▶ What you should do
Please repeat every record below exactly as written, but leave out the pictures.

(Data records for software interfaces)
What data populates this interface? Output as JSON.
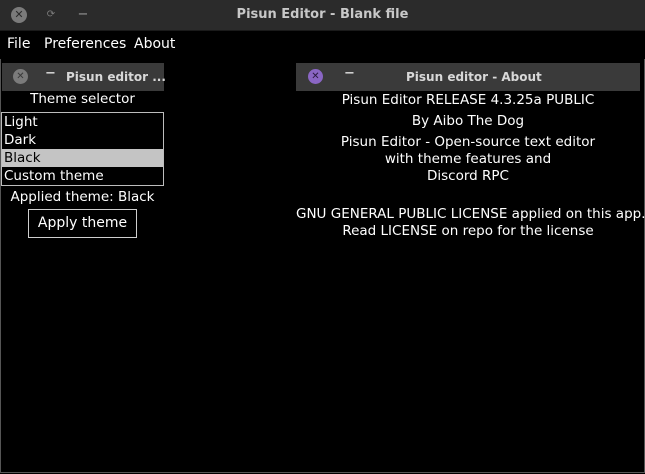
{
  "window": {
    "title": "Pisun Editor - Blank file",
    "close_glyph": "✕",
    "min_glyph": "−"
  },
  "menubar": {
    "items": [
      "File",
      "Preferences",
      "About"
    ]
  },
  "theme_panel": {
    "title": "Pisun editor ...",
    "heading": "Theme selector",
    "options": [
      "Light",
      "Dark",
      "Black",
      "Custom theme"
    ],
    "selected_index": 2,
    "applied_text": "Applied theme: Black",
    "apply_button_label": "Apply theme"
  },
  "about_panel": {
    "title": "Pisun editor - About",
    "lines": [
      "Pisun Editor RELEASE 4.3.25a PUBLIC",
      "By Aibo The Dog",
      "Pisun Editor - Open-source text editor",
      "with theme features and",
      "Discord RPC",
      "GNU GENERAL PUBLIC LICENSE applied on this app.",
      "Read LICENSE on repo for the license"
    ]
  },
  "colors": {
    "background": "#000000",
    "titlebar": "#2b2b2b",
    "panel_header": "#3a3a3a",
    "selection": "#c4c4c4",
    "about_close_accent": "#8a66c4"
  },
  "icons": {
    "window_close": "close-icon",
    "window_restore": "restore-icon",
    "window_minimize": "minimize-icon"
  }
}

▶ Your response
What data populates this interface? Output as JSON.
{
  "window": {
    "title": "Pisun Editor - Blank file",
    "close_glyph": "✕",
    "min_glyph": "−"
  },
  "menubar": {
    "items": [
      "File",
      "Preferences",
      "About"
    ]
  },
  "theme_panel": {
    "title": "Pisun editor ...",
    "heading": "Theme selector",
    "options": [
      "Light",
      "Dark",
      "Black",
      "Custom theme"
    ],
    "selected_index": 2,
    "applied_text": "Applied theme: Black",
    "apply_button_label": "Apply theme"
  },
  "about_panel": {
    "title": "Pisun editor - About",
    "lines": [
      "Pisun Editor RELEASE 4.3.25a PUBLIC",
      "By Aibo The Dog",
      "Pisun Editor - Open-source text editor",
      "with theme features and",
      "Discord RPC",
      "GNU GENERAL PUBLIC LICENSE applied on this app.",
      "Read LICENSE on repo for the license"
    ]
  },
  "colors": {
    "background": "#000000",
    "titlebar": "#2b2b2b",
    "panel_header": "#3a3a3a",
    "selection": "#c4c4c4",
    "about_close_accent": "#8a66c4"
  },
  "icons": {
    "window_close": "close-icon",
    "window_restore": "restore-icon",
    "window_minimize": "minimize-icon"
  }
}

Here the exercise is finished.